Properties twice as likely to sell if asking price doesn’t change

Property sellers are twice as likely to find a buyer for their property if the original asking price does not change, according to Rightmove.

Analysis of over 300,000 listings between May 13 and July 31 shows that by September 10, 63% of those which did not have their asking price reduced were marked as Sold Subject to Contract.

During the same period, of all properties that had at least one asking price reduction, only 32% were marked Sold Subject to Contract.

Properties that do not have their asking prices reduced are selling 26 days quicker than those that have had at least one price reduction.

Rightmove reports that in the current market, it typically takes just 21 days to find a buyer if a property’s asking price is not reduced. Conversely, for properties with one or more price reduction, the time to sell increases to 47 days.

Some 16% of properties currently listed on the portal have had at least one price reduction since May, down from 18% during the same period last year.

The average size of a price reduction sits at 5%, down from 5.2% during the same period in 2019. This equates to an average price reduction of almost £16,000 based on the current national average asking price of £319,497.

“A number of properties are reduced every year, and it’s important to say that not all cases are down to over-pricing,” comments Rightmove’s director of property data, Tim Bannister.

“If there’s an area of lower demand than supply then a reduction may be needed if the seller needs to move. Also if prices have gone down in an area it’s understandable that a seller will be hesitant or may not be able to afford to put their home on for a lower price than they bought it for.”

He says that with more sellers looking to get deals done before the stamp duty holiday ends next March, the conveyancing process could take longer in the coming months.

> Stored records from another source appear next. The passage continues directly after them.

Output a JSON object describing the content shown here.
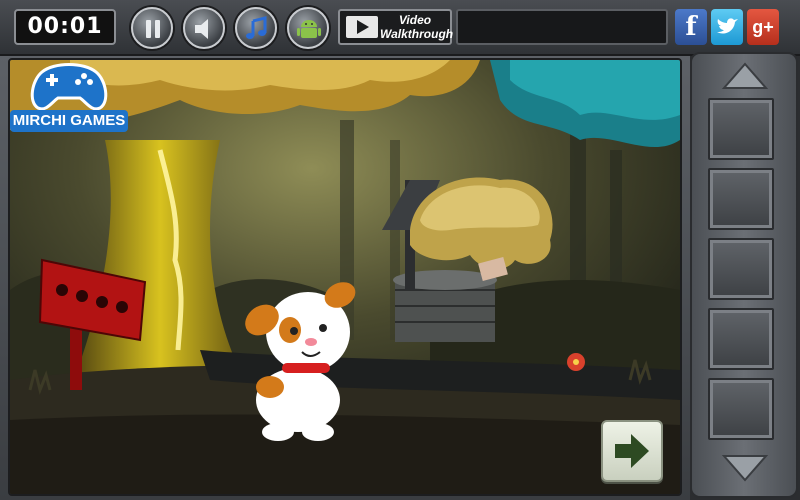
{
  "timer": {
    "value": "00:01"
  },
  "toolbar": {
    "video_line1": "Video",
    "video_line2": "Walkthrough"
  },
  "social": {
    "facebook_glyph": "f",
    "google_glyph": "g+"
  },
  "logo": {
    "text": "MIRCHI GAMES"
  },
  "icons": {
    "pause": "pause-icon",
    "sound": "speaker-icon",
    "music": "music-note-icon",
    "android": "android-icon",
    "video": "film-icon",
    "next": "arrow-right-icon"
  },
  "inventory": {
    "slots": [
      "",
      "",
      "",
      "",
      ""
    ]
  },
  "colors": {
    "accent_blue": "#1e73c9",
    "next_arrow": "#2d4a22",
    "dog_collar": "#d61f1f",
    "signpost": "#b21313"
  }
}
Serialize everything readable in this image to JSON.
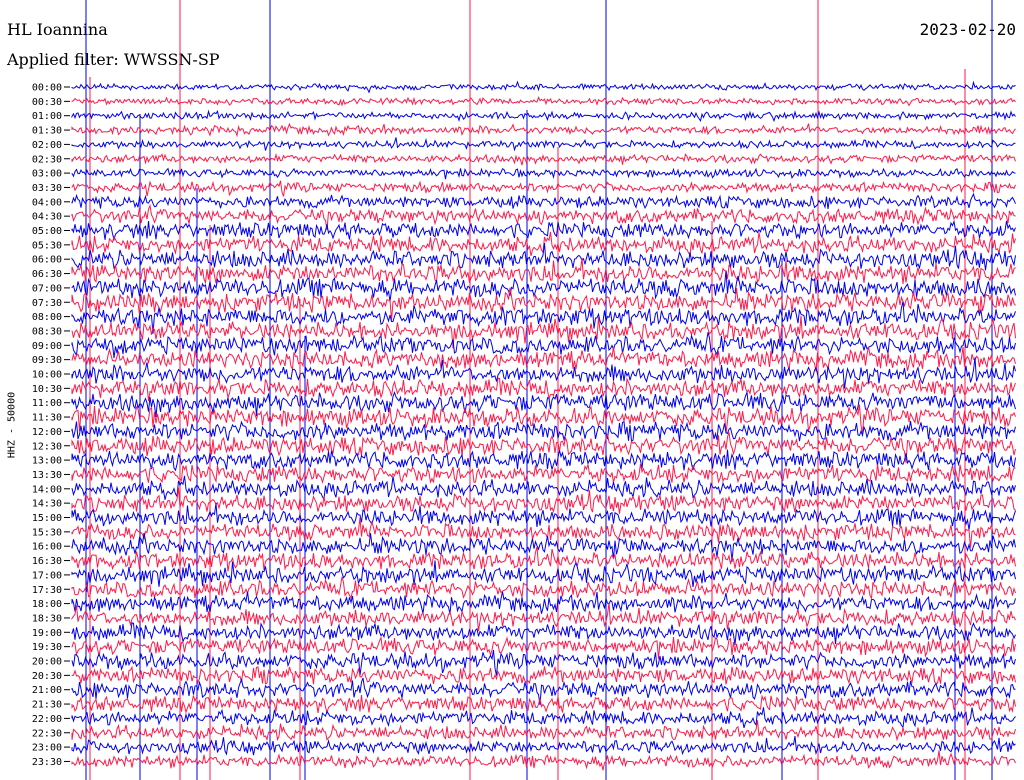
{
  "header": {
    "station": "HL Ioannina",
    "filter": "Applied filter: WWSSN-SP",
    "date": "2023-02-20"
  },
  "chart_data": {
    "type": "line",
    "ylabel": "HHZ - 50000",
    "y_tick_labels": [
      "00:00",
      "00:30",
      "01:00",
      "01:30",
      "02:00",
      "02:30",
      "03:00",
      "03:30",
      "04:00",
      "04:30",
      "05:00",
      "05:30",
      "06:00",
      "06:30",
      "07:00",
      "07:30",
      "08:00",
      "08:30",
      "09:00",
      "09:30",
      "10:00",
      "10:30",
      "11:00",
      "11:30",
      "12:00",
      "12:30",
      "13:00",
      "13:30",
      "14:00",
      "14:30",
      "15:00",
      "15:30",
      "16:00",
      "16:30",
      "17:00",
      "17:30",
      "18:00",
      "18:30",
      "19:00",
      "19:30",
      "20:00",
      "20:30",
      "21:00",
      "21:30",
      "22:00",
      "22:30",
      "23:00",
      "23:30"
    ],
    "trace_colors": [
      "#0000ee",
      "#ff1a4a"
    ],
    "activity": [
      0.15,
      0.18,
      0.22,
      0.3,
      0.25,
      0.3,
      0.28,
      0.4,
      0.55,
      0.7,
      0.8,
      0.85,
      0.9,
      0.95,
      1.0,
      0.95,
      0.95,
      0.9,
      0.9,
      0.9,
      0.9,
      0.9,
      0.95,
      0.95,
      0.95,
      0.95,
      0.9,
      0.9,
      0.85,
      0.85,
      0.85,
      0.8,
      0.85,
      0.85,
      0.85,
      0.85,
      0.8,
      0.8,
      0.8,
      0.8,
      0.8,
      0.8,
      0.8,
      0.75,
      0.7,
      0.65,
      0.6,
      0.55
    ]
  }
}
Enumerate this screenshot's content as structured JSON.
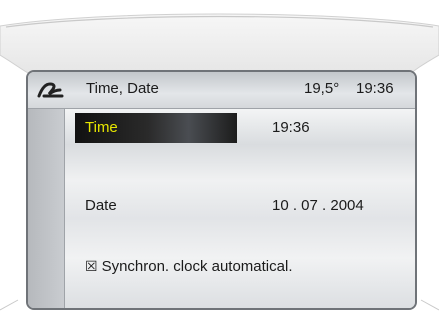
{
  "header": {
    "title": "Time, Date",
    "temperature": "19,5°",
    "clock": "19:36"
  },
  "rows": [
    {
      "label": "Time",
      "value": "19:36",
      "selected": true
    },
    {
      "label": "Date",
      "value": "10 . 07 . 2004",
      "selected": false
    }
  ],
  "options": {
    "sync_checkbox_symbol": "☒",
    "sync_label": "Synchron. clock automatical."
  },
  "colors": {
    "selected_text": "#e6e600",
    "highlight": "#111111"
  },
  "icons": {
    "logo": "car-logo-icon"
  }
}
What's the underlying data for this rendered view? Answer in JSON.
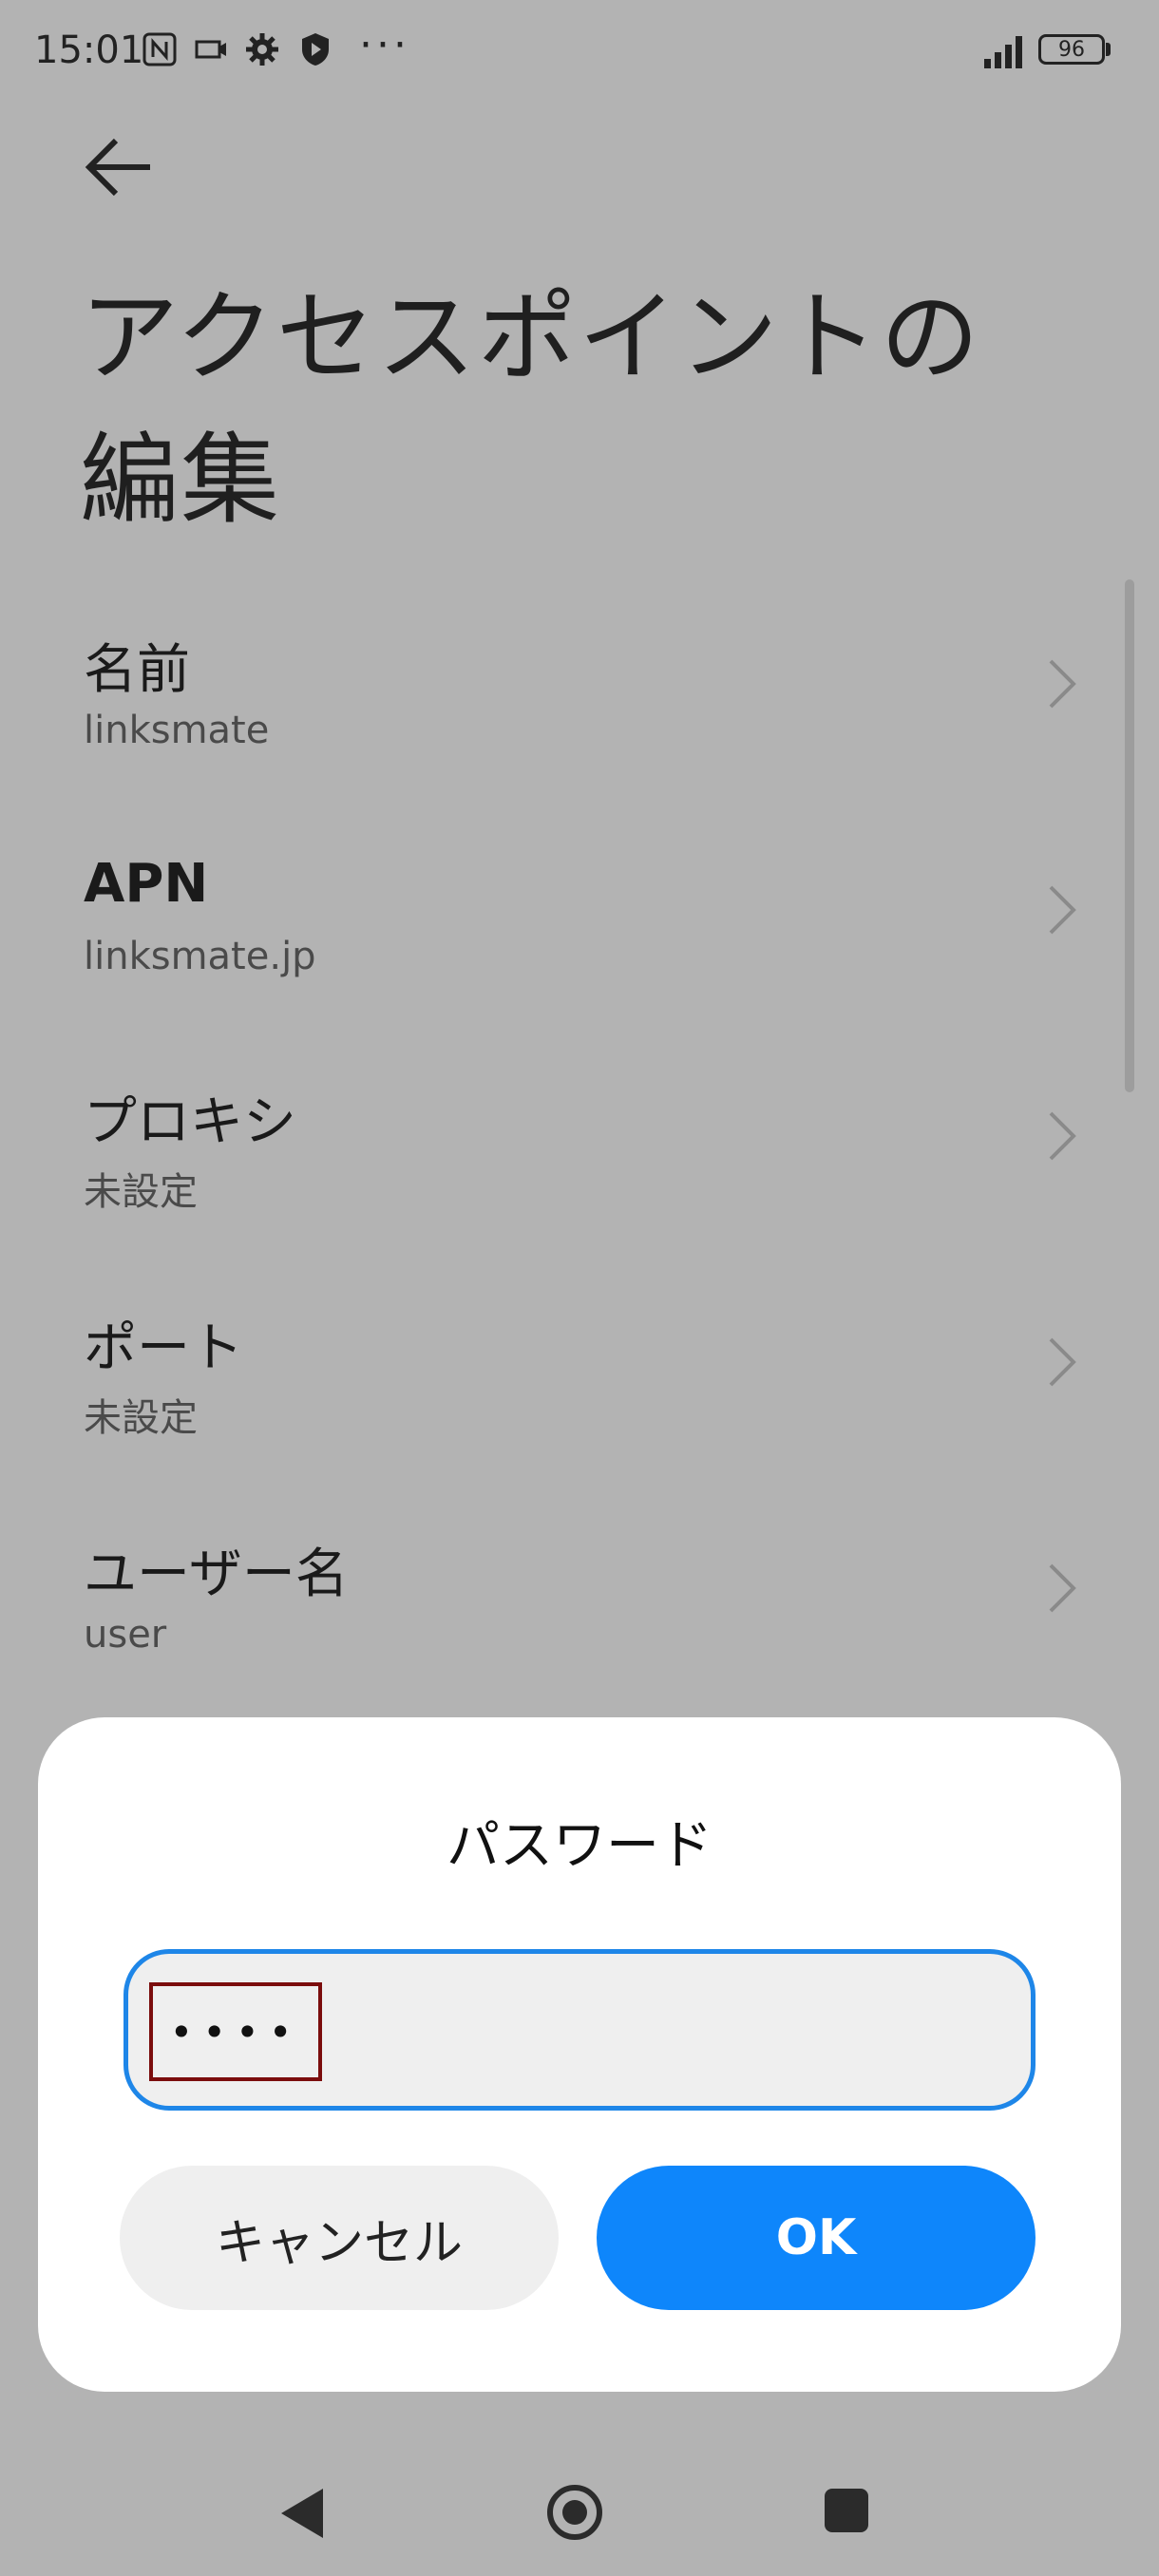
{
  "status_bar": {
    "time": "15:01",
    "more": "···",
    "battery": "96",
    "icons": [
      "nfc-icon",
      "camera-badge-icon",
      "gear-icon",
      "shield-play-icon",
      "signal-icon",
      "battery-icon"
    ]
  },
  "page": {
    "back_icon": "arrow-left-icon",
    "title": "アクセスポイントの編集"
  },
  "settings": [
    {
      "label": "名前",
      "value": "linksmate"
    },
    {
      "label": "APN",
      "value": "linksmate.jp"
    },
    {
      "label": "プロキシ",
      "value": "未設定"
    },
    {
      "label": "ポート",
      "value": "未設定"
    },
    {
      "label": "ユーザー名",
      "value": "user"
    }
  ],
  "dialog": {
    "title": "パスワード",
    "password_value": "••••",
    "cancel_label": "キャンセル",
    "ok_label": "OK",
    "accent_color": "#0e86fb",
    "field_border_color": "#1e86e8"
  },
  "navbar": {
    "icons": [
      "nav-back-icon",
      "nav-home-icon",
      "nav-recents-icon"
    ]
  }
}
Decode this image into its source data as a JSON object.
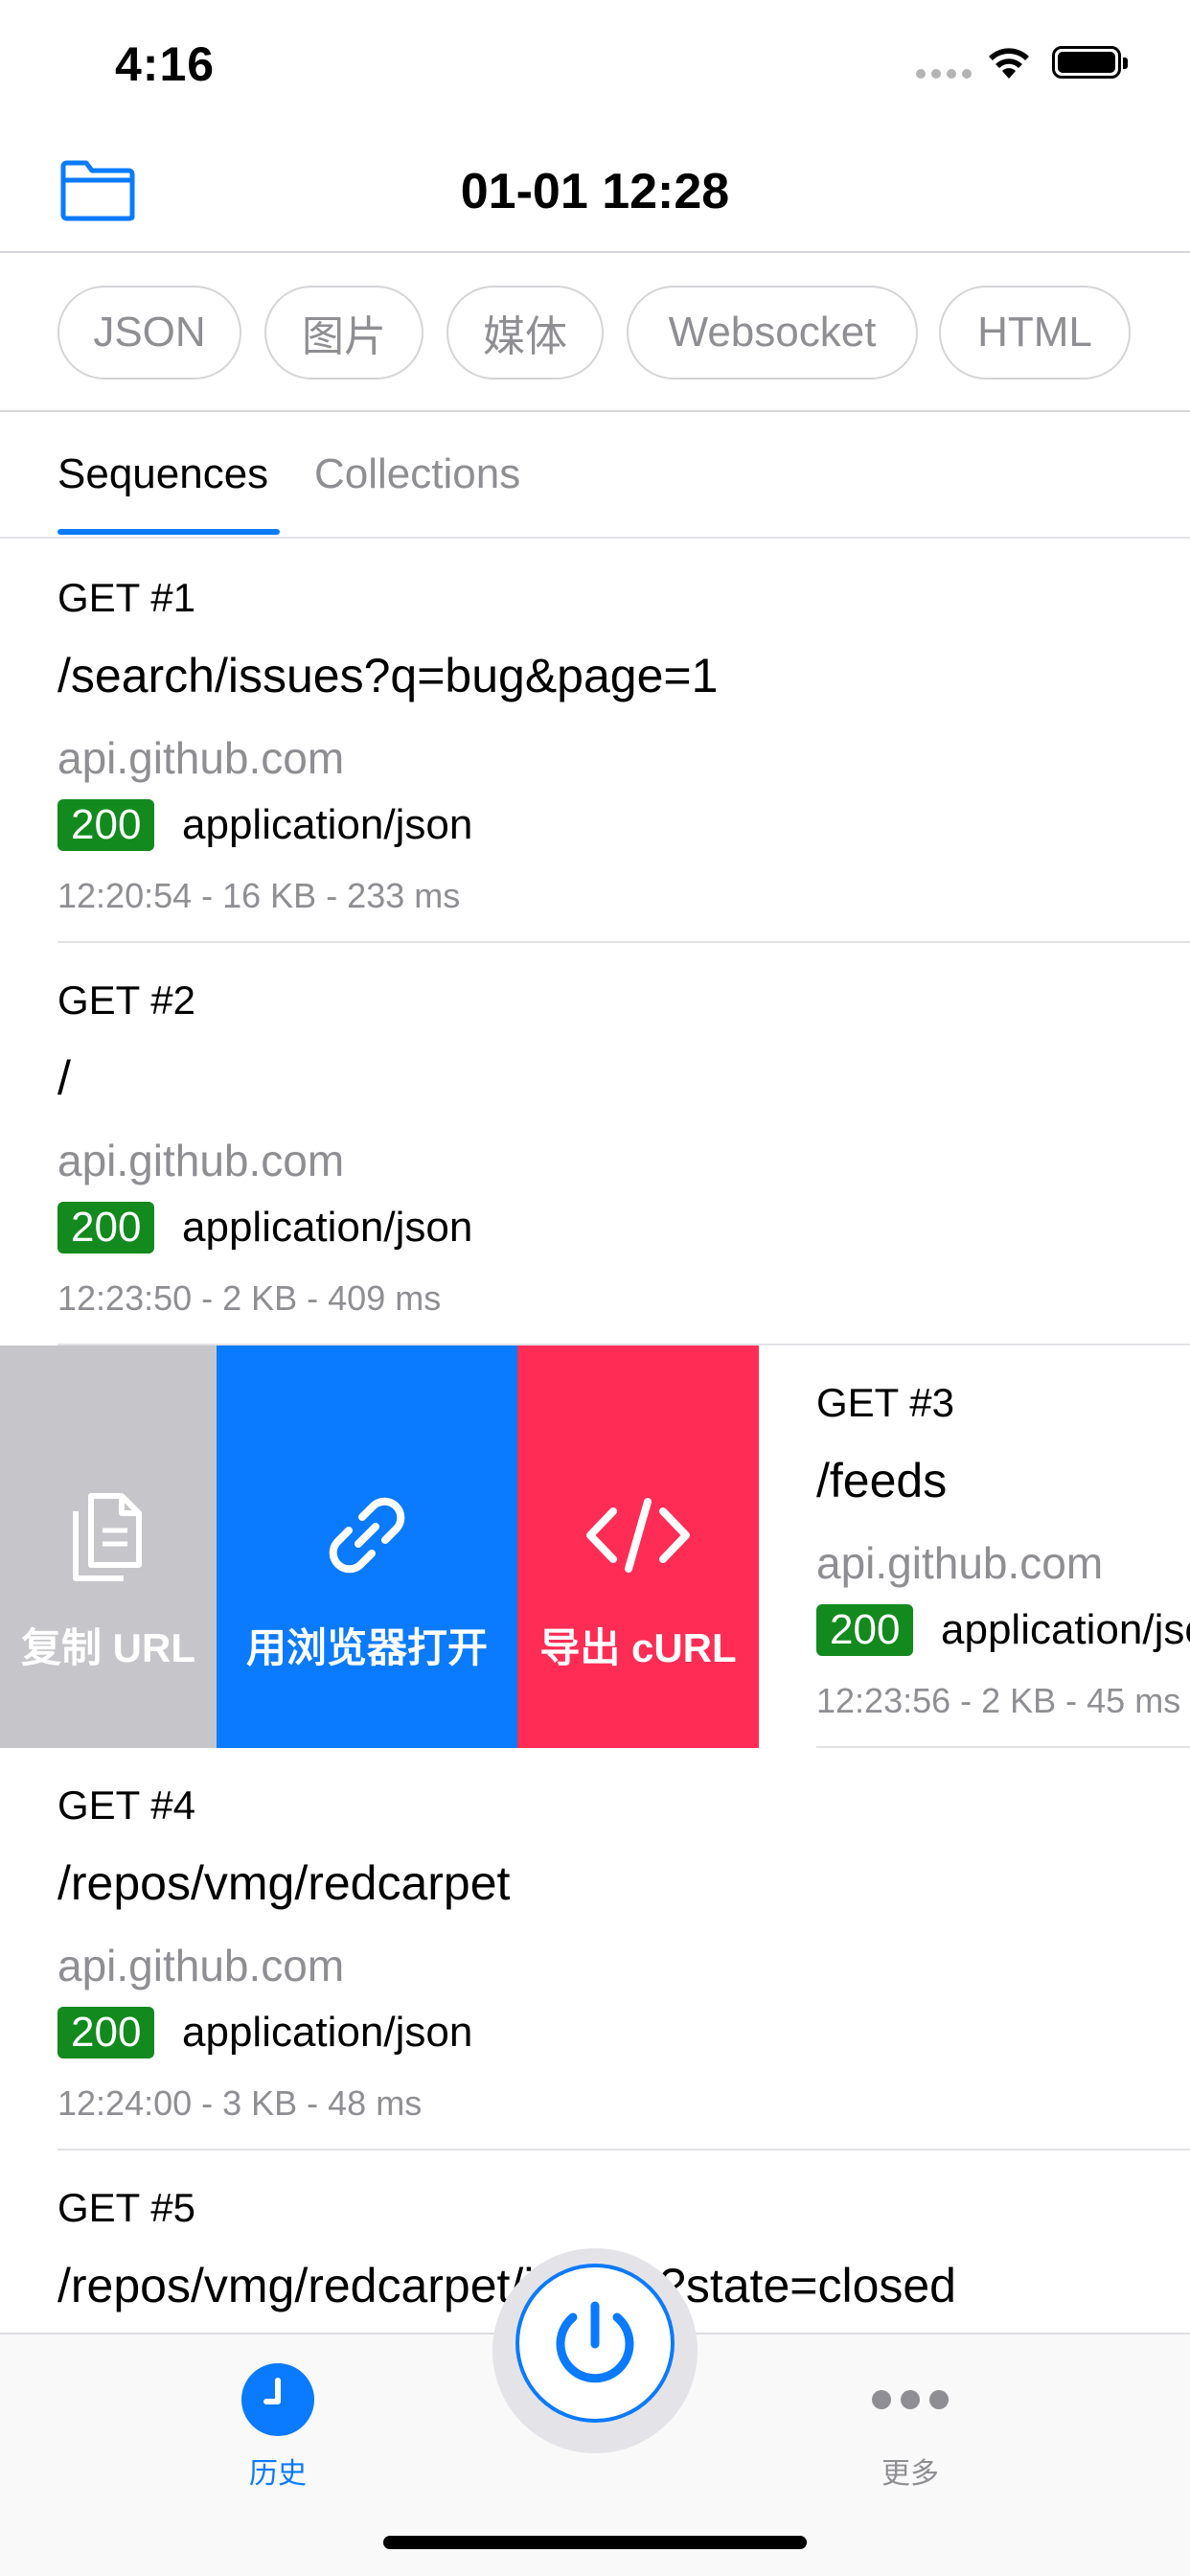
{
  "status_bar": {
    "time": "4:16"
  },
  "nav": {
    "title": "01-01 12:28",
    "folder_icon": "folder-icon"
  },
  "filters": [
    "JSON",
    "图片",
    "媒体",
    "Websocket",
    "HTML"
  ],
  "tabs": {
    "sequences": "Sequences",
    "collections": "Collections"
  },
  "requests": [
    {
      "method": "GET  #1",
      "path": "/search/issues?q=bug&page=1",
      "host": "api.github.com",
      "status": "200",
      "content_type": "application/json",
      "meta": "12:20:54 - 16 KB - 233 ms"
    },
    {
      "method": "GET  #2",
      "path": "/",
      "host": "api.github.com",
      "status": "200",
      "content_type": "application/json",
      "meta": "12:23:50 - 2 KB - 409 ms"
    },
    {
      "method": "GET  #3",
      "path": "/feeds",
      "host": "api.github.com",
      "status": "200",
      "content_type": "application/json",
      "meta": "12:23:56 - 2 KB - 45 ms"
    },
    {
      "method": "GET  #4",
      "path": "/repos/vmg/redcarpet",
      "host": "api.github.com",
      "status": "200",
      "content_type": "application/json",
      "meta": "12:24:00 - 3 KB - 48 ms"
    },
    {
      "method": "GET  #5",
      "path": "/repos/vmg/redcarpet/issues?state=closed"
    }
  ],
  "swipe_actions": {
    "copy_url": "复制 URL",
    "open_browser": "用浏览器打开",
    "export_curl": "导出 cURL"
  },
  "tab_bar": {
    "history": "历史",
    "more": "更多"
  },
  "colors": {
    "accent": "#0a7aff",
    "status_ok": "#138a1e",
    "copy_bg": "#c6c6ca",
    "export_bg": "#ff2d55"
  }
}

Bannister explains that for this reason, a realistic asking price could end up being the difference between completing in time or losing out on the stamp duty savings.

Written by: Houseladder